The three sins resonate perfectly with the excessive character of the queen, the construction of her identity and the use of fashion as an exotic escape from the dull routine of Versailles.I will illustrate each sins with examples from the movie.At the very beginning, Sofia Coppola depicts a fresh and excited Marie Antoinette, who arrives in France from Austria at the age of fourteen.
Author Diana Diamond argues that teenagers “are among the major consumers of our time”, spending over $170 billion in 2007.
She maintains that clothes are at the top of the list of items purchased by young girls.
The people of Mc Fashion make sure to accommodate all kind of customers. Moreover, they introduced a system similar to the “buy get 1 free”, where the customer can acquire combinations of items at a negotiable price (e.g t-shirt socks). As consumers, we can learn to change our behaviour by reading, questioning, inquiring and acting.
The Mc Fashion joints have an efficient inventory management to be able to meet the demand. As a result, Mc Fashion joints are neglecting the notions of value, true design, quality and durability. Here is an example of an organization that is not afraid to show the real face of theindustry.
There is a powerful tension between the two realms of fashion and death. Questions remain unanswered: Is being aware of those tensions sincerely affects our relation with fashion?
Must governments act to regulate the fashion industry?
Somehow, it made me think of the seven deadly sins and how they apply to the eighteenth-century French aristocracy lifestyle (lust, gluttony, envy, sloth, pride, wrath and greed).

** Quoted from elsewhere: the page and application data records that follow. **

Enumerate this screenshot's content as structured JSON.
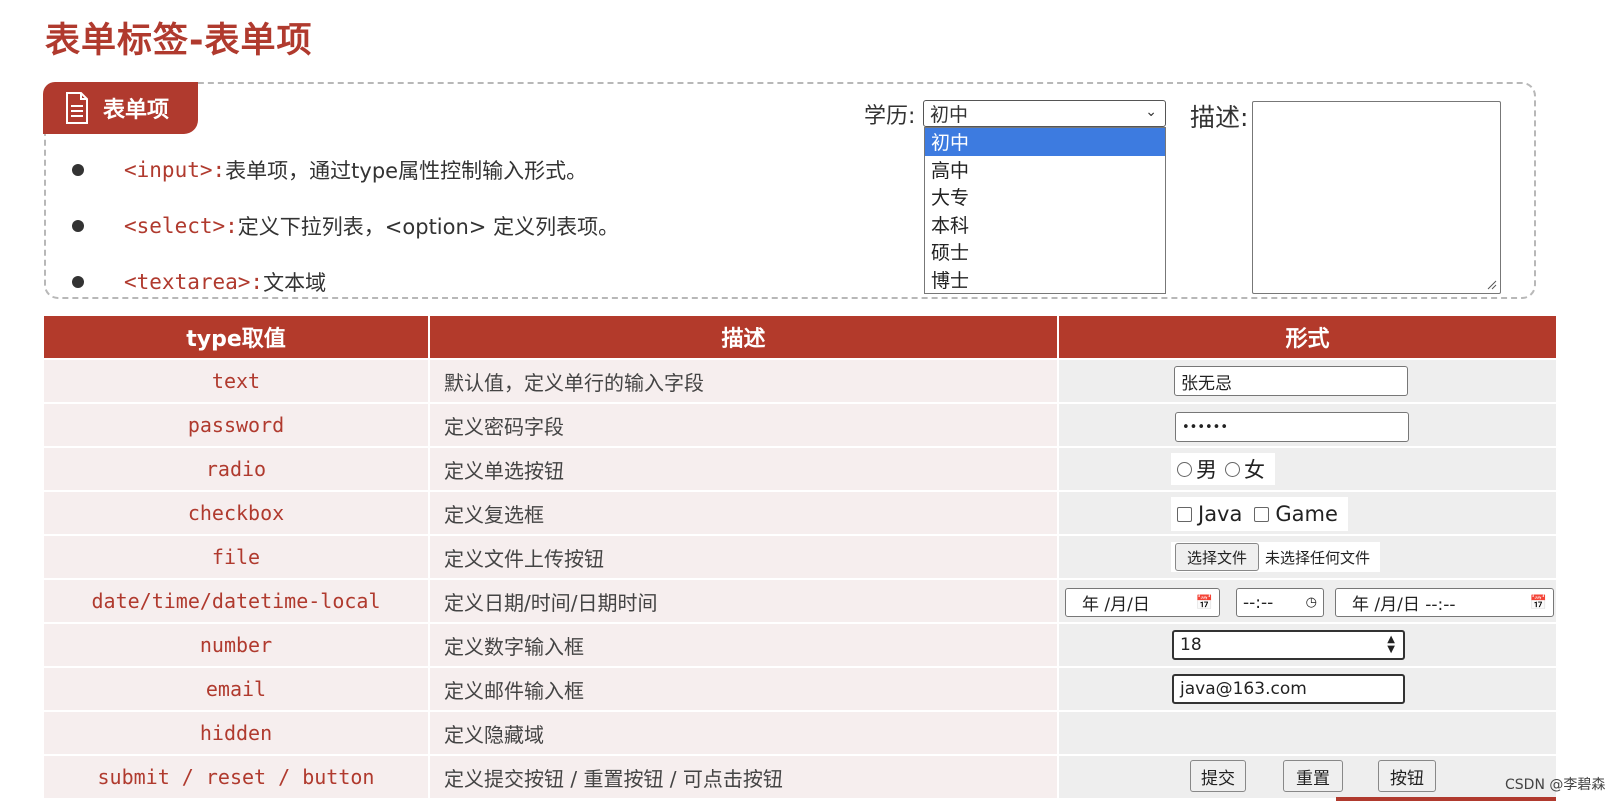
{
  "page_title": "表单标签-表单项",
  "panel": {
    "tab_label": "表单项",
    "bullets": [
      {
        "code": "<input>:",
        "text": " 表单项，通过type属性控制输入形式。"
      },
      {
        "code": "<select>:",
        "text": " 定义下拉列表，<option> 定义列表项。"
      },
      {
        "code": "<textarea>:",
        "text": " 文本域"
      }
    ],
    "select_label": "学历:",
    "select_value": "初中",
    "select_options": [
      "初中",
      "高中",
      "大专",
      "本科",
      "硕士",
      "博士"
    ],
    "textarea_label": "描述:"
  },
  "table": {
    "headers": [
      "type取值",
      "描述",
      "形式"
    ],
    "rows": [
      {
        "type": "text",
        "desc": "默认值，定义单行的输入字段"
      },
      {
        "type": "password",
        "desc": "定义密码字段"
      },
      {
        "type": "radio",
        "desc": "定义单选按钮"
      },
      {
        "type": "checkbox",
        "desc": "定义复选框"
      },
      {
        "type": "file",
        "desc": "定义文件上传按钮"
      },
      {
        "type": "date/time/datetime-local",
        "desc": "定义日期/时间/日期时间"
      },
      {
        "type": "number",
        "desc": "定义数字输入框"
      },
      {
        "type": "email",
        "desc": "定义邮件输入框"
      },
      {
        "type": "hidden",
        "desc": "定义隐藏域"
      },
      {
        "type": "submit / reset / button",
        "desc": "定义提交按钮 / 重置按钮 / 可点击按钮"
      }
    ],
    "demo": {
      "text_value": "张无忌",
      "password_mask": "••••••",
      "radio_options": [
        "男",
        "女"
      ],
      "checkbox_options": [
        "Java",
        "Game"
      ],
      "file_button": "选择文件",
      "file_status": "未选择任何文件",
      "date_placeholder": "年 /月/日",
      "time_placeholder": "--:--",
      "datetime_placeholder": "年 /月/日 --:--",
      "number_value": "18",
      "email_value": "java@163.com",
      "submit_label": "提交",
      "reset_label": "重置",
      "button_label": "按钮"
    }
  },
  "watermark": "CSDN @李碧森",
  "colors": {
    "accent": "#b03a2e",
    "header_bg": "#b33a2b",
    "row_bg": "#f6eeee",
    "select_highlight": "#3d7be0"
  }
}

Here, I have decided to focus on pride, greed and gluttony in order to navigate Coppola’s representation of the “teen queen”.
“We buy too much of everything because we can and because the market is geared towards high volume and low costs […] We have largely forgotten how to value, restore, maintain and sustain the clothes that we wear.” We cannot seem to escape fast fashion. Cordaid, an international development organization created The People in Need campaign in 2007.
Our society has developed an addiction to disposable fashion. The idea of the campaign was to make people think with bold and raw images of people in need, posing as fashion models holding luxury goods. In literature, they were caught in a very intellectual conversation (Giacomo Leopardi in “Dialogue Between Fashion and Death”, 1824). Candidly, Fashion tends to play with symbols and representation of death (Alexander Mc Queen’s skull).